> ASSIGNED TASK: Would you please reproduce all the entries word for word, minus the pictures?

Segment Start: DATA FOR THE TASK

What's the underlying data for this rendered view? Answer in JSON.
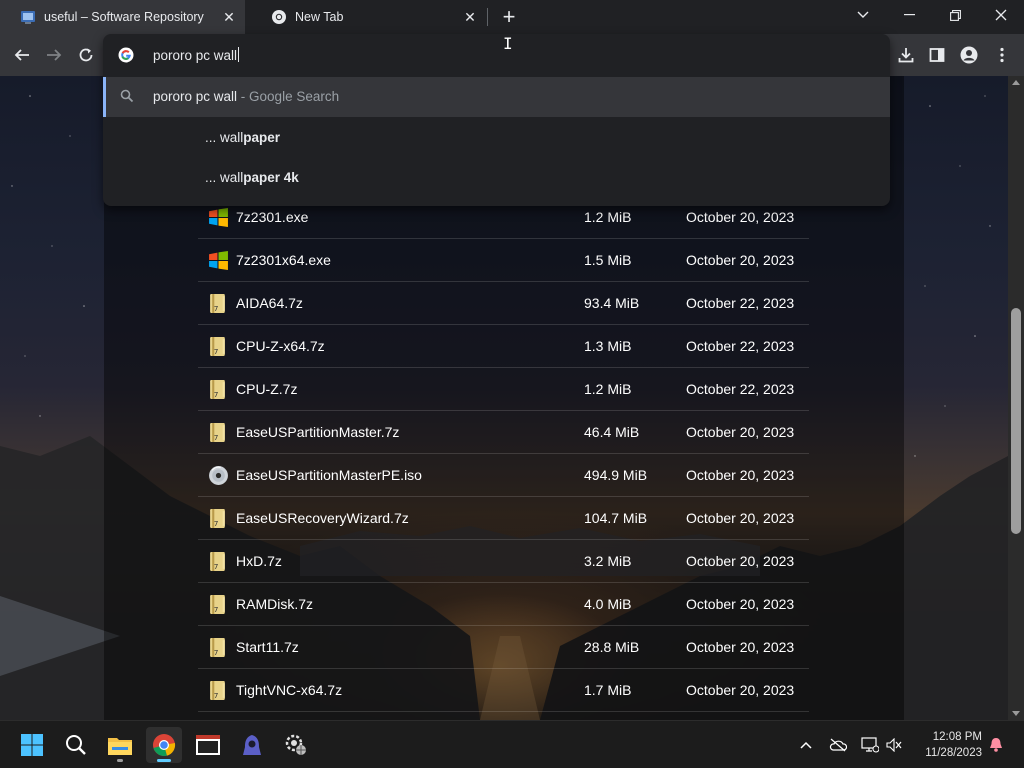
{
  "tabs": [
    {
      "title": "useful – Software Repository",
      "icon": "repo-favicon",
      "active": true
    },
    {
      "title": "New Tab",
      "icon": "chrome-favicon",
      "active": false
    }
  ],
  "omnibox": {
    "value": "pororo pc wall",
    "suggestions": [
      {
        "query": "pororo pc wall",
        "suffix": " - Google Search",
        "icon": "search-icon"
      },
      {
        "prefix": "... wall",
        "bold": "paper"
      },
      {
        "prefix": "... wall",
        "bold": "paper 4k"
      }
    ]
  },
  "files": [
    {
      "name": "7z2301.exe",
      "size": "1.2 MiB",
      "date": "October 20, 2023",
      "type": "exe"
    },
    {
      "name": "7z2301x64.exe",
      "size": "1.5 MiB",
      "date": "October 20, 2023",
      "type": "exe"
    },
    {
      "name": "AIDA64.7z",
      "size": "93.4 MiB",
      "date": "October 22, 2023",
      "type": "7z"
    },
    {
      "name": "CPU-Z-x64.7z",
      "size": "1.3 MiB",
      "date": "October 22, 2023",
      "type": "7z"
    },
    {
      "name": "CPU-Z.7z",
      "size": "1.2 MiB",
      "date": "October 22, 2023",
      "type": "7z"
    },
    {
      "name": "EaseUSPartitionMaster.7z",
      "size": "46.4 MiB",
      "date": "October 20, 2023",
      "type": "7z"
    },
    {
      "name": "EaseUSPartitionMasterPE.iso",
      "size": "494.9 MiB",
      "date": "October 20, 2023",
      "type": "iso"
    },
    {
      "name": "EaseUSRecoveryWizard.7z",
      "size": "104.7 MiB",
      "date": "October 20, 2023",
      "type": "7z"
    },
    {
      "name": "HxD.7z",
      "size": "3.2 MiB",
      "date": "October 20, 2023",
      "type": "7z"
    },
    {
      "name": "RAMDisk.7z",
      "size": "4.0 MiB",
      "date": "October 20, 2023",
      "type": "7z"
    },
    {
      "name": "Start11.7z",
      "size": "28.8 MiB",
      "date": "October 20, 2023",
      "type": "7z"
    },
    {
      "name": "TightVNC-x64.7z",
      "size": "1.7 MiB",
      "date": "October 20, 2023",
      "type": "7z"
    }
  ],
  "taskbar": {
    "apps": [
      "windows-start-icon",
      "search-icon",
      "file-explorer-icon",
      "chrome-icon",
      "terminal-app-icon",
      "hooded-figure-app-icon",
      "gear-globe-app-icon"
    ],
    "time": "12:08 PM",
    "date": "11/28/2023"
  },
  "colors": {
    "accent": "#8ab4f8",
    "toolbar": "#35363a",
    "tabstrip": "#202124"
  }
}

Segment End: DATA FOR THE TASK

> FINISHED TASK:
What's the underlying data for this rendered view? Answer in JSON.
{
  "tabs": [
    {
      "title": "useful – Software Repository",
      "icon": "repo-favicon",
      "active": true
    },
    {
      "title": "New Tab",
      "icon": "chrome-favicon",
      "active": false
    }
  ],
  "omnibox": {
    "value": "pororo pc wall",
    "suggestions": [
      {
        "query": "pororo pc wall",
        "suffix": " - Google Search",
        "icon": "search-icon"
      },
      {
        "prefix": "... wall",
        "bold": "paper"
      },
      {
        "prefix": "... wall",
        "bold": "paper 4k"
      }
    ]
  },
  "files": [
    {
      "name": "7z2301.exe",
      "size": "1.2 MiB",
      "date": "October 20, 2023",
      "type": "exe"
    },
    {
      "name": "7z2301x64.exe",
      "size": "1.5 MiB",
      "date": "October 20, 2023",
      "type": "exe"
    },
    {
      "name": "AIDA64.7z",
      "size": "93.4 MiB",
      "date": "October 22, 2023",
      "type": "7z"
    },
    {
      "name": "CPU-Z-x64.7z",
      "size": "1.3 MiB",
      "date": "October 22, 2023",
      "type": "7z"
    },
    {
      "name": "CPU-Z.7z",
      "size": "1.2 MiB",
      "date": "October 22, 2023",
      "type": "7z"
    },
    {
      "name": "EaseUSPartitionMaster.7z",
      "size": "46.4 MiB",
      "date": "October 20, 2023",
      "type": "7z"
    },
    {
      "name": "EaseUSPartitionMasterPE.iso",
      "size": "494.9 MiB",
      "date": "October 20, 2023",
      "type": "iso"
    },
    {
      "name": "EaseUSRecoveryWizard.7z",
      "size": "104.7 MiB",
      "date": "October 20, 2023",
      "type": "7z"
    },
    {
      "name": "HxD.7z",
      "size": "3.2 MiB",
      "date": "October 20, 2023",
      "type": "7z"
    },
    {
      "name": "RAMDisk.7z",
      "size": "4.0 MiB",
      "date": "October 20, 2023",
      "type": "7z"
    },
    {
      "name": "Start11.7z",
      "size": "28.8 MiB",
      "date": "October 20, 2023",
      "type": "7z"
    },
    {
      "name": "TightVNC-x64.7z",
      "size": "1.7 MiB",
      "date": "October 20, 2023",
      "type": "7z"
    }
  ],
  "taskbar": {
    "apps": [
      "windows-start-icon",
      "search-icon",
      "file-explorer-icon",
      "chrome-icon",
      "terminal-app-icon",
      "hooded-figure-app-icon",
      "gear-globe-app-icon"
    ],
    "time": "12:08 PM",
    "date": "11/28/2023"
  },
  "colors": {
    "accent": "#8ab4f8",
    "toolbar": "#35363a",
    "tabstrip": "#202124"
  }
}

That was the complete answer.